Skip to main content

Now you see it. Then you don’t. Disappearing bike rack could declutter cities

Image used with permission by copyright holder
As useful as they may be, there’s no denying that public bike racks aren’t exactly an aesthetic boon to a cityscape. Unwieldy, large, and generally in the way, the standard storage solution for our two-wheeled transportation options doesn’t exactly encourage folks to forego cars for bikes. Until now.

Meet Milou Bergs, a graduate of the Design Academy Eindhoven, who has designed a bike rack worthy of the 21st century and beyond. This bicycle holder appears when you need it and disappears when you don’t — the bike rack response to today’s pop-up trend. Called the Align bike rack, Bergs’ creation proves that form and function absolutely can overlap.
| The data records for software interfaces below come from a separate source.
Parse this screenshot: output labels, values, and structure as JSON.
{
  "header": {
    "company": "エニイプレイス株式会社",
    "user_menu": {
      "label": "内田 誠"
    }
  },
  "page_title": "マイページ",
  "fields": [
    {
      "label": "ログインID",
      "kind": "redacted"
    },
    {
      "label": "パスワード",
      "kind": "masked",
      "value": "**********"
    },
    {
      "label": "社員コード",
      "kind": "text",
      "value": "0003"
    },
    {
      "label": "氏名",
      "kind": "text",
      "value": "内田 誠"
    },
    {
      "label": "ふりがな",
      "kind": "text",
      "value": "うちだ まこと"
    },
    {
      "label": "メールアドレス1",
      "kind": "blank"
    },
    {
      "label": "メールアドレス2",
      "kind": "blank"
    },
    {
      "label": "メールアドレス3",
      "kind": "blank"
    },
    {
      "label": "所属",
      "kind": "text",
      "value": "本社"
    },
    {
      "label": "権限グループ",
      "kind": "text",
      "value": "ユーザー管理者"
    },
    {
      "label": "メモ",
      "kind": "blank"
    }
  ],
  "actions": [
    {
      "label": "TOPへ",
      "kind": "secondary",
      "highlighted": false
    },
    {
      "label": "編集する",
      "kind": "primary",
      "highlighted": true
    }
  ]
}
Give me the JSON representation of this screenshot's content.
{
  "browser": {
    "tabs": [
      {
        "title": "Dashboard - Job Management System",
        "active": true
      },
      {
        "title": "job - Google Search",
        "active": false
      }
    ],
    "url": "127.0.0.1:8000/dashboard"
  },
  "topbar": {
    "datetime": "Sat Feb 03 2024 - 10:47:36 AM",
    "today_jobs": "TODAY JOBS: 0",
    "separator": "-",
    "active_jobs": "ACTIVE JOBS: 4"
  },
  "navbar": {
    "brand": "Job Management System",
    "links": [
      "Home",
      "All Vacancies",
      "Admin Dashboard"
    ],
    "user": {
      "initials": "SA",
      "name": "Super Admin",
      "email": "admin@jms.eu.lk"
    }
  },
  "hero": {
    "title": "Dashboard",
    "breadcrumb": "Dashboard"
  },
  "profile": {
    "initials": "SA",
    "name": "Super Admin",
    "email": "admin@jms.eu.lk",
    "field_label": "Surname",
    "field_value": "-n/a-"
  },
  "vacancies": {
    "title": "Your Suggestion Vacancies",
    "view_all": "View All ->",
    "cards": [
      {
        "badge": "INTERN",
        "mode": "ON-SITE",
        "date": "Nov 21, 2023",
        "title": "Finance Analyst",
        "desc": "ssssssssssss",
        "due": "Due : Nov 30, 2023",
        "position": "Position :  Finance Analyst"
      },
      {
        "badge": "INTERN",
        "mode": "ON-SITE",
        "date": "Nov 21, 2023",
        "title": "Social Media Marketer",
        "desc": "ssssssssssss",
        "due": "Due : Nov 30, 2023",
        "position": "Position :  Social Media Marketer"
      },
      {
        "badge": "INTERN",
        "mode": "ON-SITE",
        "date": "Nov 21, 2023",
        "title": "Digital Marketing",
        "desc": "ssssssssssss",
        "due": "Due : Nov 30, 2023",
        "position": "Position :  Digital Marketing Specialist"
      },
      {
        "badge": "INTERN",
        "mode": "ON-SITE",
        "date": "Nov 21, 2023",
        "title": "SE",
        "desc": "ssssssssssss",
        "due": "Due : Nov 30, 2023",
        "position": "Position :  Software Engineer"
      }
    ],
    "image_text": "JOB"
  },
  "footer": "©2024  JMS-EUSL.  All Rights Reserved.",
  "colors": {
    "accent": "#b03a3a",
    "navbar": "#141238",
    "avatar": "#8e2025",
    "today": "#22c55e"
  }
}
During her time as a student in the Netherlands, a nation well known for its biking population, Bergs noted that while cycling was great for the planet, it wasn’t so great for the overall look of a city’s public spaces.

“Bicycle racks are a particular eyesore,” Bergs told Dezeen. “Even when not in use, they get in the way, creating physical and visual noise.” As such, she noted, “I started to think about how I could make a space visually and physically serene while keeping the functionality of storage.”

Enter the pop-up design. The rack is actually activated by the weight of a bicycle’s front wheel. Whenever a panel senses the presence of such a wheel, a bracket emerges and locks the back wheel into place, securing the entire bike. And when you’re ready to pedal away, the rack goes back into the ground from whence it came.

Bergs hopes this design, if widely implemented, will help keep public spaces cleaner, more open, and more accessible. “[It] means that public spaces can once again be open, making room for events, markets or everyday life,” she said. And her hope may come true — apparently, her design has already garnered the interest of a number of Dutch cities.

Image used with permission by copyright holder

“[Align] can be implemented on a larger scale once I have developed the bicycle rack in collaboration with a production company,” she said. “At the moment I am researching and discussing the possibilities.” Hopefully, her design can cross the ocean and makes its way to the U.S. as well.

Editors' Recommendations

Lulu Chang
Former Digital Trends Contributor
Fascinated by the effects of technology on human interaction, Lulu believes that if her parents can use your new app…
How to get your stimulus check if you don’t file taxes
how to file for stimulus

The IRS is sending all Americans, including both taxpayers and non-taxpayers, stimulus checks as part of a $2 trillion initiative to combat the effects of the coronavirus pandemic.

While the IRS will use the most recent tax filings to determine how much taxpayers will receive in their stimulus checks, non-taxpayers are also eligible for financial aid.
Where to enter information?
Non-taxpayers will need to visit the IRS' dedicated webpage for COVID-19 stimulus checks, click on the blue button that says "Non-Filers: Enter Payment Info Here," and the same button on the succeeding page.

Read more
You don’t need to be an experienced chef to cook dishes with the Julia system
CookingPal Julia System

The late legendary chef Julia Child is synonymous with fine cooking, and now a new Julia is arriving on the culinary scene. Julia, the "Intelligent Autonomous Cooking System" by CookingPal, can shop for food and cook it for you. It can also chop, stir, knead, steam and can even wash itself. It will be unveiled at the CES 2020, with demonstrations and meals taking place at the CookingPal booth.

“Whether someone is juggling a hectic schedule, is known for burning meals, or frequently forgets important recipe steps, we can all use a little extra help in the kitchen,” said Anna Khomenko, marketing manager at CookingPal. “Julia makes mouthwatering, healthy, homemade meals fun, easy, and fast. Ideal for complete beginners, frantic family lives and those working long hours, the system has been designed to take the chaos out of culinary creations.”

Read more
We watched Zuckerberg’s testimony so you don’t have to. Here are 5 key takeaways
Facebook CEO Mark Zuckerberg

The first time Mark Zuckerberg stood before Congress, the Facebook founder addressed concerns over a lack of privacy after Cambridge Analytica. But the second time the tech titan fielded questions on Capitol Hill, members of the House Financial Services Committee grilled a nervous Zuckerberg over too much privacy.

On Wednesday, the Facebook CEO testified before the committee in a session focused on the cryptocurrency Libra -- and how too much encryption may make it the ideal platform for money laundering and terrorism.

Read more